Stack Overflow is a community of 4.7 million programmers, just like you, helping each other.

Join them; it only takes a minute:

Sign up
Join the Stack Overflow community to:
  1. Ask programming questions
  2. Answer and help your peers
  3. Get recognized for your expertise

I am parsing titles from pdf files using pdftk has various language specific characters in it.

This ruby on rails application I need to do this in is using ruby 1.8.7 and rails 2.3.14 so any encoding solutions built into ruby 1.9 aren't an option for me right now.

Example of what I need to do:

If the title includes a ü, when I read the pdf content using pdftk (either command line or using ruby pdf-toolkit gem) the "ü" gets converted to ü

In my application, I really want this in the ü as this seems to work fine for my needs in a web page and in XML file.

I can convert the character explicitly in ruby using

>> string = "ü"
=> "ü"
>> string.gsub("ü","ü")
=> "ü"

but obviously I don't want to do this one by one.

I've tried using Iconv to do this but I feel I don't know what to specify to get this converted to the rendered character. I thought maybe this was just a utf-8 but it doesn't seem to convert to rendered character

>> Iconv.iconv("latin1", "utf-8","ü").join
=> "ü"

I am little confused about what format to/from to use here to get the end result of the rendered character.

So how do use Iconv or other tools to make this conversion for all characters converted to this HTML code from pdftk?

Or how to tell pdftk to do this when I read the pdf file in the first place!

share|improve this question

Maybe something like:

string.gsub(/&#\d+;/){|x| x[/\d+/].to_i.chr}
share|improve this answer
That gives me \374 not ü – Streamline May 17 '12 at 13:50

Ok - I think the issue here is the codes that pdftk are returning are HTML so unescaping the HTML first is the path that works

>> Iconv.iconv("utf8", "latin1", CGI.unescapeHTML(string) ).join
=> "ü"


Using the following

  pdf =
  pdf.title = Iconv.iconv("utf8", "latin1", CGI.unescapeHTML(pdf.title)).join

This seems to work for most languages but when I apply this to japanese and chinese, it mangles things and doesn't result in the original as it appears in the PDF.
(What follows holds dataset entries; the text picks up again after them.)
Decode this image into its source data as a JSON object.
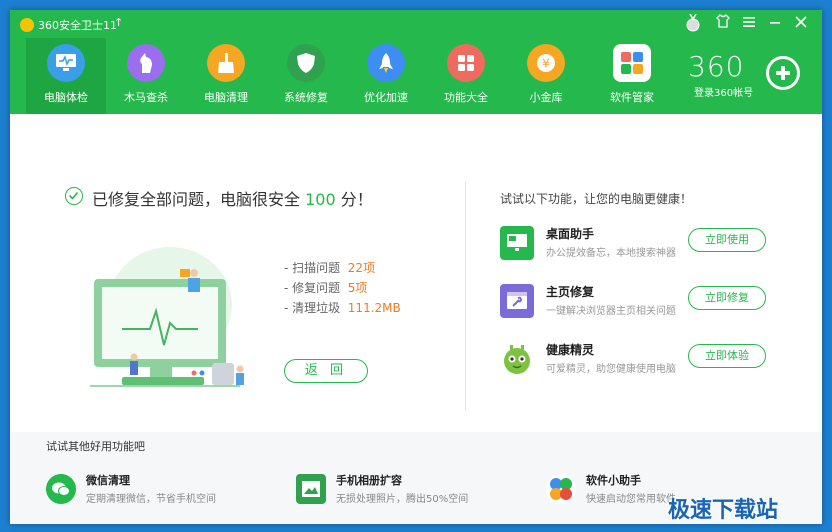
{
  "titlebar": {
    "app_title": "360安全卫士11",
    "upgrade_glyph": "↑",
    "controls": [
      "medal-icon",
      "skin-icon",
      "menu-icon",
      "minimize-icon",
      "close-icon"
    ]
  },
  "nav": {
    "items": [
      {
        "label": "电脑体检",
        "icon": "monitor-check-icon",
        "color": "#3a9ee8"
      },
      {
        "label": "木马查杀",
        "icon": "horse-icon",
        "color": "#9b6ef0"
      },
      {
        "label": "电脑清理",
        "icon": "broom-icon",
        "color": "#f5a623"
      },
      {
        "label": "系统修复",
        "icon": "shield-icon",
        "color": "#2fa14f"
      },
      {
        "label": "优化加速",
        "icon": "rocket-icon",
        "color": "#3d8ef0"
      },
      {
        "label": "功能大全",
        "icon": "grid-icon",
        "color": "#f06b5f"
      },
      {
        "label": "小金库",
        "icon": "coin-icon",
        "color": "#f5a623"
      },
      {
        "label": "软件管家",
        "icon": "apps-icon",
        "color": "#f2903a"
      }
    ],
    "active": 0
  },
  "account": {
    "brand": "360",
    "login_label": "登录360帐号"
  },
  "status": {
    "message_prefix": "已修复全部问题，电脑很安全",
    "score": "100",
    "message_suffix": "分！"
  },
  "stats": [
    {
      "label": "- 扫描问题",
      "value": "22项"
    },
    {
      "label": "- 修复问题",
      "value": "5项"
    },
    {
      "label": "- 清理垃圾",
      "value": "111.2MB"
    }
  ],
  "back_label": "返 回",
  "features": {
    "title": "试试以下功能，让您的电脑更健康！",
    "items": [
      {
        "name": "桌面助手",
        "desc": "办公提效备忘，本地搜索神器",
        "button": "立即使用",
        "icon": "desktop-icon",
        "color": "#25b84c"
      },
      {
        "name": "主页修复",
        "desc": "一键解决浏览器主页相关问题",
        "button": "立即修复",
        "icon": "wrench-icon",
        "color": "#7a6bd8"
      },
      {
        "name": "健康精灵",
        "desc": "可爱精灵，助您健康使用电脑",
        "button": "立即体验",
        "icon": "sprite-icon",
        "color": "#7dc241"
      }
    ]
  },
  "bottom": {
    "title": "试试其他好用功能吧",
    "items": [
      {
        "name": "微信清理",
        "desc": "定期清理微信，节省手机空间",
        "icon": "wechat-clean-icon",
        "color": "#25b84c"
      },
      {
        "name": "手机相册扩容",
        "desc": "无损处理照片，腾出50%空间",
        "icon": "photo-icon",
        "color": "#2fa14f"
      },
      {
        "name": "软件小助手",
        "desc": "快速启动您常用软件",
        "icon": "colorful-dots-icon",
        "color": "#e74c3c"
      }
    ]
  },
  "watermark": "极速下载站"
}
Getting closer - it appears that the html codes pdftk puts in the title for japanese and chinese already render correctly if I just unescape them and don't attempt any Iconv conversion.


This renders correctly.

So... how do I test the pdf.title to see ahead of time if this is chinese or japanese (double byte ?) before I try to apply the conversion needed for other languages?

share|improve this answer
anyone have a hint about how to handle japanese and chinese differently? – Streamline May 17 '12 at 15:24

Your Answer


By posting your answer, you agree to the privacy policy and terms of service.

Not the answer you're looking for? Browse other questions tagged or ask your own question.